American choreographer and artistic director Jacob Jonas has a lofty mission: To make dance a more recognizable and valued art form in society. His visually stunning, visceral performances, which tell “personal, relatable stories based on real-life experiences”, certainly go a long way towards fulfilling this goal, but Jonas is thinking bigger. Or more precisely, wider, and in our digital, interconnected world that means harnessing the power of social media to reach a global audience that is infinitely larger than the one attending your shows. This is how #CamerasandDancers was born, an Instagram project that brings together photographers, dancers and organizations to create content that poetically merges dance, photography and architecture.
Initiated through “Jacob Jonas The Company”, his Los Angeles based dance company he founded in 2014, #CamerasandDancers is a monthly, location-specific InstaMeet—an event where a group of Instagrammers meet up to take photos and videos together—organized in partnership with cultural institutions, tourist boards, dance companies and social media influencers.
The events are being held around the world hosted by leading institutions such as the Kennedy Center, The New York Public Library, The Royal Ballet, the Miami City Ballet and the J. Paul Getty Museum, where over a period of 3-4 hours, in an act of peer-to-peer endorsement, the attending artists collaborate to create content that is fueled by their individual talent and experiences, and inspired by the location’s architectural character.
Heralded as “a revolutionary movement in contemporary art”, the photographs capture the finesse, lyricism and expressiveness of dance through the distillation of movement into a static dialogue between body and space. Taken against a variety of backdrops, ranging from the rawness of urban locations and the beauty of scenic landscapes, to the polished geometry of architectural edifices and the intimacy of interior spaces, the dancers in each photograph seem to be perfectly attuned to their surroundings, as if dancing there was the most natural thing in the world. The locations inspire the choreography through the predominance of shapes and forms, the imposition or ambivalence of scale, the dynamic between light and shadow, and the sensational qualities, or absence, of texture and color. But on another level the reverse is also true, as the moving bodies inform our spatial perception, instructing us how to “read” the space they are dancing in.
As the dancers move through space, the fluidity of the choreography is captured by the photographic lens sometimes as an act of flying, flipping or hovering, sometimes as a balancing act, a tentative state of equilibrium that looks both natural and unattainable, and other times as an tender embrace. In some photographs, the dancers’ bodies contract, in some they expand, and in doing so they warp the space around them in unexpected way. In each case, the space-cum-stage where the act unfolds becomes both the act’s enabler and its distorted reflection. Moreover, the photographs invite the viewer to visualize the moments before and after, namely to complete the movement that the dancers are in the midst of making, which allows the perception of the space to be further calibrated.

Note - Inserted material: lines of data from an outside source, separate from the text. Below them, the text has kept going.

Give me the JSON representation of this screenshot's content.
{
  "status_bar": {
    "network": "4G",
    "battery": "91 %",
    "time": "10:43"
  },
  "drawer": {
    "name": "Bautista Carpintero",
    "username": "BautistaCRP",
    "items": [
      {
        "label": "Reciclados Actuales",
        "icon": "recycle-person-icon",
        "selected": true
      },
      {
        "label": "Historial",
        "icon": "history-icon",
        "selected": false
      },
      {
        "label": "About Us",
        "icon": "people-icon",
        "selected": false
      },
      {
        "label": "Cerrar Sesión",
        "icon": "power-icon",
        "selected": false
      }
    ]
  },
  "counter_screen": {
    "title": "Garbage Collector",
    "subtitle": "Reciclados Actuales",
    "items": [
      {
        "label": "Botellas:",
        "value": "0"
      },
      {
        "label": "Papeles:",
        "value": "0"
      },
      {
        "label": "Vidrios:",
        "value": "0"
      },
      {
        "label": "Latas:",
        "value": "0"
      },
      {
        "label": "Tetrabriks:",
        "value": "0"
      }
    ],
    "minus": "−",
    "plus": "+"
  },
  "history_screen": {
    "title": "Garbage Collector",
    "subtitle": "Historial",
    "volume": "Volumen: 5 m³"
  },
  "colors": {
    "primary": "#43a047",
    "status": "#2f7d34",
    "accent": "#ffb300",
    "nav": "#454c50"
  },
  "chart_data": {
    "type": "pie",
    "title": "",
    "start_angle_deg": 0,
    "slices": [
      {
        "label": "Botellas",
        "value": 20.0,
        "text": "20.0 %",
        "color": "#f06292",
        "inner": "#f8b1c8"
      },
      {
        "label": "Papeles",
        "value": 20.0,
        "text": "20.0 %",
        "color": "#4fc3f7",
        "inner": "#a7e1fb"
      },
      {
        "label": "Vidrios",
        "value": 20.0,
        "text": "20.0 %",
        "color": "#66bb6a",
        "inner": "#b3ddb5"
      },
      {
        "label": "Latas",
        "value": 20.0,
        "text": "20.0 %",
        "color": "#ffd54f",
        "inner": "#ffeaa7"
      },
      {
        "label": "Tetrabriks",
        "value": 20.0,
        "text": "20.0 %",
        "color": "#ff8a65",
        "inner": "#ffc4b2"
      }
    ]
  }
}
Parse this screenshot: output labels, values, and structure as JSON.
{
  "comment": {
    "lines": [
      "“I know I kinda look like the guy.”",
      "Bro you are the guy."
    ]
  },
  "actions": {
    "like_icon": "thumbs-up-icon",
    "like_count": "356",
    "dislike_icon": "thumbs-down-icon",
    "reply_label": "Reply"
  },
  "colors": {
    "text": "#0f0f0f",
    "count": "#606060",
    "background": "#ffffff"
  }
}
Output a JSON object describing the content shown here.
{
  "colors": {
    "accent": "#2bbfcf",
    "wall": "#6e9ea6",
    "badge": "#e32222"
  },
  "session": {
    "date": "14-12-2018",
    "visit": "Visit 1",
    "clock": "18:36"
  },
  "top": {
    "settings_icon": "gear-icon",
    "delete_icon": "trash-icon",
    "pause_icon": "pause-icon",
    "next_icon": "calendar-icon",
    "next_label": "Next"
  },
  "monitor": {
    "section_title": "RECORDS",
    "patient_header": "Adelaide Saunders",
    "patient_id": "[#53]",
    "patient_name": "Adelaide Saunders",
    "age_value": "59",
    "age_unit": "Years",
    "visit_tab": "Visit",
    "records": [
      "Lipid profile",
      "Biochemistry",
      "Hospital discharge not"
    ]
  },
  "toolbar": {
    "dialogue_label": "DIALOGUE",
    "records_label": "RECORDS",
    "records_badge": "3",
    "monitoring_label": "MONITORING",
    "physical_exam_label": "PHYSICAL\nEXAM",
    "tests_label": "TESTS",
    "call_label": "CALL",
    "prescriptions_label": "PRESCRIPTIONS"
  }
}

For Jonas, inspiration is a matter of “the right time, right place, and right mindset” and the photographs of #CamerasandDancers verify this. At a recently posted photo taken by Toni Stadler, Jonas himself is captured hovering upside down against the imposing architecture of the Getty Museum in Los Angeles. The set up creates an interesting dynamic between Jonas and the architecture of the museum, the verticality of his body picking up on the slender columns that pierce through the building, his midstride position playfully interacting with the undulating grid that wraps around the mass, while the building’s towering scale is balanced out by Jonas’ black outfit that sticks out against the whiteness of the façade. It is by all means a stunning image that combines the mediums of dance and photography with the language of architecture, but more than that, it is also an illustration of Pina Bausch’s dictum about dance, that “everything belongs to everything else – the music, the set, the movement and whatever is said”.